Released in 1947, when anti-Semitism was the meaty theme of more serious Hollywood fare (Gentleman’s Agreement, Crossfire), Good News was a vanilla souffle in Technicolor. An idealized musical look at college life in 1927, the movie is one of my feel-good favorites, portraying a world that probably never existed anywhere except the backlot at MGM.
I can’t really recall the first time I saw it, but even as a somewhat precocious child I recognized from the opening number that the movie would border on kitsch. Joan McCracken openly leers at the guys in the dancing chorus while she enthusiastically kicks and struts through the choreography. She actually makes her way to a sitting position in front of two dancing male cheerleaders, whose buns are bouncing over most of the bottom half of the frame. At this moment, the souffle comes dangerously close to turning into cake.
Ms. McCracken also leads another spirited dance number—in the malt shop, of all places—called “Pass That Peace Pipe,” which relies on a stereotypical Native American theme, complete with a tom-tom beat. It’s not quite as cringeworthy as a blackface number would have been, but 21st century viewers might scratch their heads trying to determine whether it’s offensive, awkward, inappropriate, or simply representative of a 20th century sensibility—one that nominated the song for an Oscar.
Good News, like good news or any news for that matter, is more interesting with a bit of additional information, even of the most trivial sort. The aforementioned Ms. McCracken was married to Jack Dunphy at the time the movie was made. After their 1948 divorce, he partnered up with Truman Capote of all people. She went on to marry Bob Fosse and was one of the many women who inspired the character of Holly Golightly in Capote’s Breakfast at Tiffany’s. After divorcing Fosse, she died in 1961 at 43.
Connie and Tommy, the part-time librarian and the football hero, spend most of the movie finding, losing, and finding each other again, just in time to end the movie with the robust “Varsity Drag” and presumably living happily ever after. June Allyson and Peter Lawford, who played them, had a more complicated ever after. They accumulated a total of eight marriages, seven spouses (June married one guy twice), and five divorces. Alcoholism, substance abuse, and adultery were also themes in their real lives. Not judging June and Peter here, but sometimes it’s better to leave it at the fade-out.
Other times, it’s necessary to do a fade-in. Especially these days when watching what is referred to as cable news. These outlets have seemingly divided themselves into what I think of as two teams—the Bad News Bearers and the Pheaux News Phakes.
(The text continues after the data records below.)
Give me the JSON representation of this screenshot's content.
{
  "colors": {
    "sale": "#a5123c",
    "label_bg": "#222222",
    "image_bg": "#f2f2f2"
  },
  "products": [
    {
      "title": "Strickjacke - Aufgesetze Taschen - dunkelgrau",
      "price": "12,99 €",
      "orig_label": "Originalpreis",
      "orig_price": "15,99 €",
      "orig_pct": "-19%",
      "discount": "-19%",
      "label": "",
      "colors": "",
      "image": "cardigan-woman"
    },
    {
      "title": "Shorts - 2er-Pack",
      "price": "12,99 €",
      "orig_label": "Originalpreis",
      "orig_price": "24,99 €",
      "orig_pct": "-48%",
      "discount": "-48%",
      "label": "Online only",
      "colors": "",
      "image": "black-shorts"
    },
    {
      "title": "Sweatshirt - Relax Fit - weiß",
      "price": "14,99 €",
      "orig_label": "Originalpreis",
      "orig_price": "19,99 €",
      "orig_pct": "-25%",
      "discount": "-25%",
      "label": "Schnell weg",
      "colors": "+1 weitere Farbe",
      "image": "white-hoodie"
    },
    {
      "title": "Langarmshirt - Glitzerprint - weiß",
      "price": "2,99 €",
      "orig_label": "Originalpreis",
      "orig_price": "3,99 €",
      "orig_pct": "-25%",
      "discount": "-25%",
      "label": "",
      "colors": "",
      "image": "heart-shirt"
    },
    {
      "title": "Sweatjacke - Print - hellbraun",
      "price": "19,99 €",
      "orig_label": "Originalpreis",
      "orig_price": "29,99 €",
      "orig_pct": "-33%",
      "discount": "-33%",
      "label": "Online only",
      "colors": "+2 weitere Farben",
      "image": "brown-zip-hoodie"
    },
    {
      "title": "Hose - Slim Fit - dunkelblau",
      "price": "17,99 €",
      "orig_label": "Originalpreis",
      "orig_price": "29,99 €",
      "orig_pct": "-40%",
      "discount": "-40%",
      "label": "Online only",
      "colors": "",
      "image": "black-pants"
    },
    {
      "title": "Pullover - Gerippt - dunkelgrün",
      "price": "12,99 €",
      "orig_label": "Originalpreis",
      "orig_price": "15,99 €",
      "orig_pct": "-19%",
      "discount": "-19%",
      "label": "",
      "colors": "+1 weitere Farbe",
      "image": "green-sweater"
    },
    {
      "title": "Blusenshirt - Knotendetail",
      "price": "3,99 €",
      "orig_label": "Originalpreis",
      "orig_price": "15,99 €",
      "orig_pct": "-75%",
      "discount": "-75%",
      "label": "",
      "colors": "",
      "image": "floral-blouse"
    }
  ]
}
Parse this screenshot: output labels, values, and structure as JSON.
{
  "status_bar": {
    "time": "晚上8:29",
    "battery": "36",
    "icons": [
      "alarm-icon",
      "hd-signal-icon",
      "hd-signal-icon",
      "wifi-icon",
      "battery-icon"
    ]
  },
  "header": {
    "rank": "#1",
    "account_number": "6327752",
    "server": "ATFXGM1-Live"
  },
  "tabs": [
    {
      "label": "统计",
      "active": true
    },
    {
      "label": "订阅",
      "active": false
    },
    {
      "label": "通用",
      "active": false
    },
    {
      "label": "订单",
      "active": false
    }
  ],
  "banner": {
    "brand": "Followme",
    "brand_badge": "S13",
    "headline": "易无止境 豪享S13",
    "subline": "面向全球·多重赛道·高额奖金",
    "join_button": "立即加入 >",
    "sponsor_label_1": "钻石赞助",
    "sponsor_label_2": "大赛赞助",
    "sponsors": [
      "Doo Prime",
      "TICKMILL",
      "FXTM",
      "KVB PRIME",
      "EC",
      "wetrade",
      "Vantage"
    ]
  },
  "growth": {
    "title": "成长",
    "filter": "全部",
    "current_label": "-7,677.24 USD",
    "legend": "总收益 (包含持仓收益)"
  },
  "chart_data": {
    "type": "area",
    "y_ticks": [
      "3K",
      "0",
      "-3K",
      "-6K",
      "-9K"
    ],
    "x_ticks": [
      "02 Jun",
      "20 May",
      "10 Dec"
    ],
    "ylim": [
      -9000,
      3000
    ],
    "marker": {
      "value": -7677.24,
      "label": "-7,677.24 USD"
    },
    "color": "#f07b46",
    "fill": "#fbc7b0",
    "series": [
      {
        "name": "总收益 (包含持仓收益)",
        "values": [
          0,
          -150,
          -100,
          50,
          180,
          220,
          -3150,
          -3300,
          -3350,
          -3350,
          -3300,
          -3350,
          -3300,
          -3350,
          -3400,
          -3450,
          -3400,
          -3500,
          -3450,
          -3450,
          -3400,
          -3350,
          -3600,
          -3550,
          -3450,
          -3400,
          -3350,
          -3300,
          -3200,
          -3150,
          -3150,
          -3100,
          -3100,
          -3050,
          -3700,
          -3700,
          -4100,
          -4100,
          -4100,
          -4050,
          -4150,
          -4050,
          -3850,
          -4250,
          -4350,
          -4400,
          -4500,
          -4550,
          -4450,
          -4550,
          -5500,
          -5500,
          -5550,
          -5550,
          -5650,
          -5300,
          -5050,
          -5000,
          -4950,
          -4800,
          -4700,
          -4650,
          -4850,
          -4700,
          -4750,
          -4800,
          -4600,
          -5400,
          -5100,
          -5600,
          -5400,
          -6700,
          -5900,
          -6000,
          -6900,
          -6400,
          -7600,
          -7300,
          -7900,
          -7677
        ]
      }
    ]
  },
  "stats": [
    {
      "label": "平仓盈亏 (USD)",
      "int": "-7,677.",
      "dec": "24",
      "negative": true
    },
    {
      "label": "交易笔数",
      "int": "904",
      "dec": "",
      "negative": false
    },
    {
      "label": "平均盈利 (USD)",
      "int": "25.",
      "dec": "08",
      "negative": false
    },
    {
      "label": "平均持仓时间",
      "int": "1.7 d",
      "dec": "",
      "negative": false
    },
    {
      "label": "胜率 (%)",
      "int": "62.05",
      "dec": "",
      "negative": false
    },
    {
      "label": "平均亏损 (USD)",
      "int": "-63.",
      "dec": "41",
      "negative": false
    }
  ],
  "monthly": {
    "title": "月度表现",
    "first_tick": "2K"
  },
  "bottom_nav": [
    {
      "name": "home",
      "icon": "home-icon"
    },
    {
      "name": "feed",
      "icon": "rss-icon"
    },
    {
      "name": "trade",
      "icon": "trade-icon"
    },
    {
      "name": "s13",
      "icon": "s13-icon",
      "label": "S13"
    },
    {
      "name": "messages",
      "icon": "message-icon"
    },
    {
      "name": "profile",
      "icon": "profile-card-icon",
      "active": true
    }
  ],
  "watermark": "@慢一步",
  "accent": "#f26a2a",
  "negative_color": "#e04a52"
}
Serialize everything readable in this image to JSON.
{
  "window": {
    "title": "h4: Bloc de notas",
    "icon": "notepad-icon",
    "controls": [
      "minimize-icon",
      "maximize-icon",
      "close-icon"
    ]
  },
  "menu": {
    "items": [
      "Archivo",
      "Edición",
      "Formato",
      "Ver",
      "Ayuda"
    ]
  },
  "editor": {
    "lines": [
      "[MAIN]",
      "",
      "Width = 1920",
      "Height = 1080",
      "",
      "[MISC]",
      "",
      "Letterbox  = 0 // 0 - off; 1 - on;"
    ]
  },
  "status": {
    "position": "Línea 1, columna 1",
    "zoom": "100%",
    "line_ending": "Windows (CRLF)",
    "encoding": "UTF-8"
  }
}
The Bad News Bearers, who have nothing to do with Tatum O’Neal, provide news, wrapped in commentary, and dressed in an ongoing narrative that seems designed to keep their more left-leaning audience a little agitated and tuning in for more.
Getting to actual news here is a bit like eating crawfish. One must break away the body/narrative from the tail/commentary to get to the meat/news. It’s a good deal of trouble, but it’s necessary. Any viewer seeking the actual news should know not to be distracted by questions or statements framed in conditional language. When these folks start with “If Trump/Biden/Bannon/Stone does this/that/the other,” they’re presenting a narrative, and it’s time to check out what’s on Turner Classic Movies.
Then there’s the commentary that includes qualifiers like “It seems to me that” or “This feels like”—which isn’t qualified commentary at all. It’s speculation dressed up as an observation and has as much validity in many cases as what the least prescient of one’s acquaintances might say.
The Pheaux News Phakes are given pseudo fancy spelling here to highlight the pretentious nature of their presenting themselves as news organizations at all. They cater to their right-leaning viewers with narrative and commentary, but there’s precious little meat inside that crawfish tail. By its own admission, for example, Fox News argued in court in defense of the slander suit against Tucker Carlson that he isn’t “stating actual facts” but is engaging in “non-literal commentary.” Whatever that is, it ain’t news.But here’s the good news. No one has to marinate in this. No one has to put the crawfish tail or body in their mouths. As long as the remote is working, one can drift off to another network, where it’s just possible that TCM is showing the real Good News. It’s bound to do you good.